→ **What you need to do**
Among the entries below, determine how many lines contain the word "time" and state only that figure.

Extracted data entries
===============
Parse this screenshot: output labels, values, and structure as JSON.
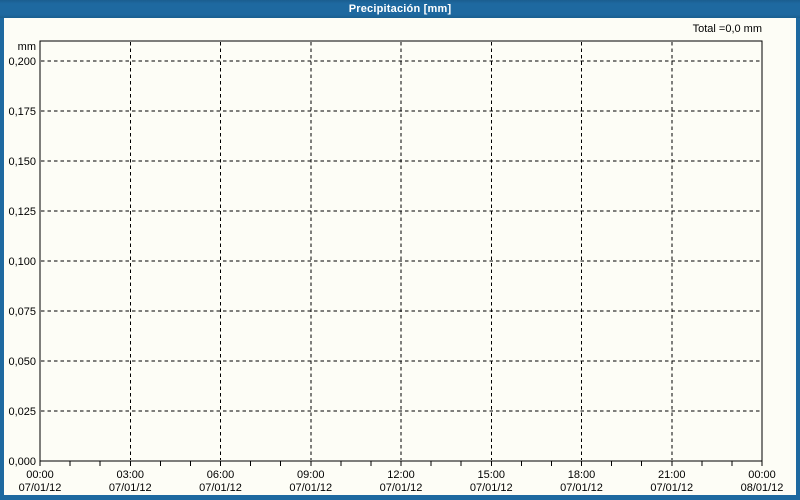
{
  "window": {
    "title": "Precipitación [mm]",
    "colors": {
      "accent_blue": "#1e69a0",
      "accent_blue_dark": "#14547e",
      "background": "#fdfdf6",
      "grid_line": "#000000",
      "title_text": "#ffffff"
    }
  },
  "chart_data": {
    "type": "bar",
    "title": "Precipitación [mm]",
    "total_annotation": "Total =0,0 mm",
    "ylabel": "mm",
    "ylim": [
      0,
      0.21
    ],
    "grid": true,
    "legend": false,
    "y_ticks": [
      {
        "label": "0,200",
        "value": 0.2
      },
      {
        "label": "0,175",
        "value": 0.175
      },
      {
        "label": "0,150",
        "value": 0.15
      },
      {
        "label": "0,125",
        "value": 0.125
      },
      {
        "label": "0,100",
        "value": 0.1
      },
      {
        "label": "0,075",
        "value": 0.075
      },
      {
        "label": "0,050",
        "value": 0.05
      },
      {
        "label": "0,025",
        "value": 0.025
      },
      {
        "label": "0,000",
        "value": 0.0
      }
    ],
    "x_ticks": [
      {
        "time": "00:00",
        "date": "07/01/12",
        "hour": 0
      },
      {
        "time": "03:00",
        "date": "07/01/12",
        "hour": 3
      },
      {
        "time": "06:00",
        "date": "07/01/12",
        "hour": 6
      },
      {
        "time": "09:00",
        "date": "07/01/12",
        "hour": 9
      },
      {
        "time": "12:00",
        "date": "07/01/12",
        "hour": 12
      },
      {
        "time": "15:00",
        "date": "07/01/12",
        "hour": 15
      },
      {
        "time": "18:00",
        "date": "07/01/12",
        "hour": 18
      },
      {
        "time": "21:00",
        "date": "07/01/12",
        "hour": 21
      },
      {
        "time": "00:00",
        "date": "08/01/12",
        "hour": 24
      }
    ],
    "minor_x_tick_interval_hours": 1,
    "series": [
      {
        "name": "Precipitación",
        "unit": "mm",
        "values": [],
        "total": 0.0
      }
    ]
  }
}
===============
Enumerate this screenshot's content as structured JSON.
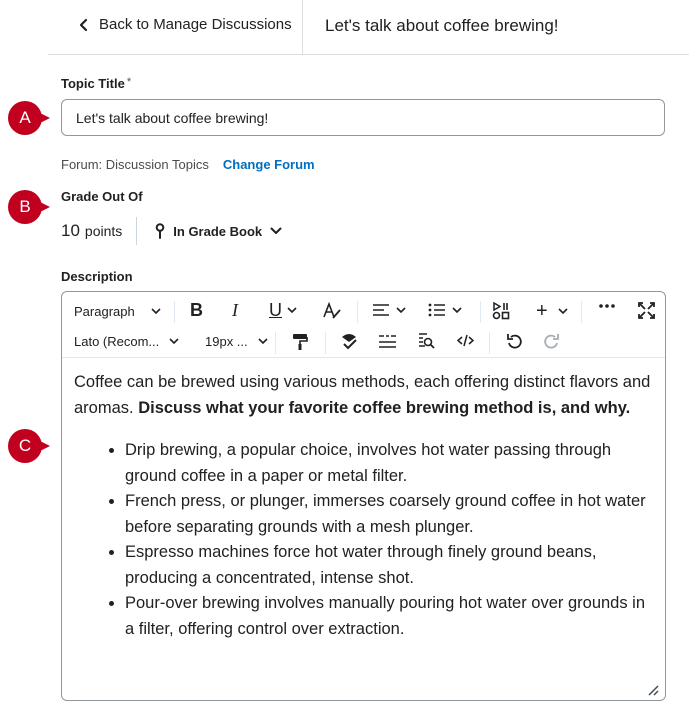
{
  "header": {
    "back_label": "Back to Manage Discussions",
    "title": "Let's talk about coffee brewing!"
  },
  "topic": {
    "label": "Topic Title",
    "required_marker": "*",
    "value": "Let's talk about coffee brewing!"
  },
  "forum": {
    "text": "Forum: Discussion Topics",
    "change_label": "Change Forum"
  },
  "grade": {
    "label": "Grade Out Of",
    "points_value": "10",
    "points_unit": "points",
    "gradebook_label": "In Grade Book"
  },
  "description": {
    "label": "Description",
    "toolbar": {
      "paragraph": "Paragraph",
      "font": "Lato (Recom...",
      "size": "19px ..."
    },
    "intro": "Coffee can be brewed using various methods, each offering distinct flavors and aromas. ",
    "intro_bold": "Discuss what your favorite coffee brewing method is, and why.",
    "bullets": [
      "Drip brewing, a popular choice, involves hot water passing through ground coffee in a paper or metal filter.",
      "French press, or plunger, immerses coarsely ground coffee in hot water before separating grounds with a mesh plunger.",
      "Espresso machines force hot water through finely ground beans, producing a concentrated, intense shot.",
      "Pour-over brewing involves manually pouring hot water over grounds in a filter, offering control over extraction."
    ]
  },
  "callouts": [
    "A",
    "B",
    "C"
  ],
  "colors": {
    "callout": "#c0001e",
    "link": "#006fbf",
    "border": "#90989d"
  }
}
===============
→ **Task answer**
9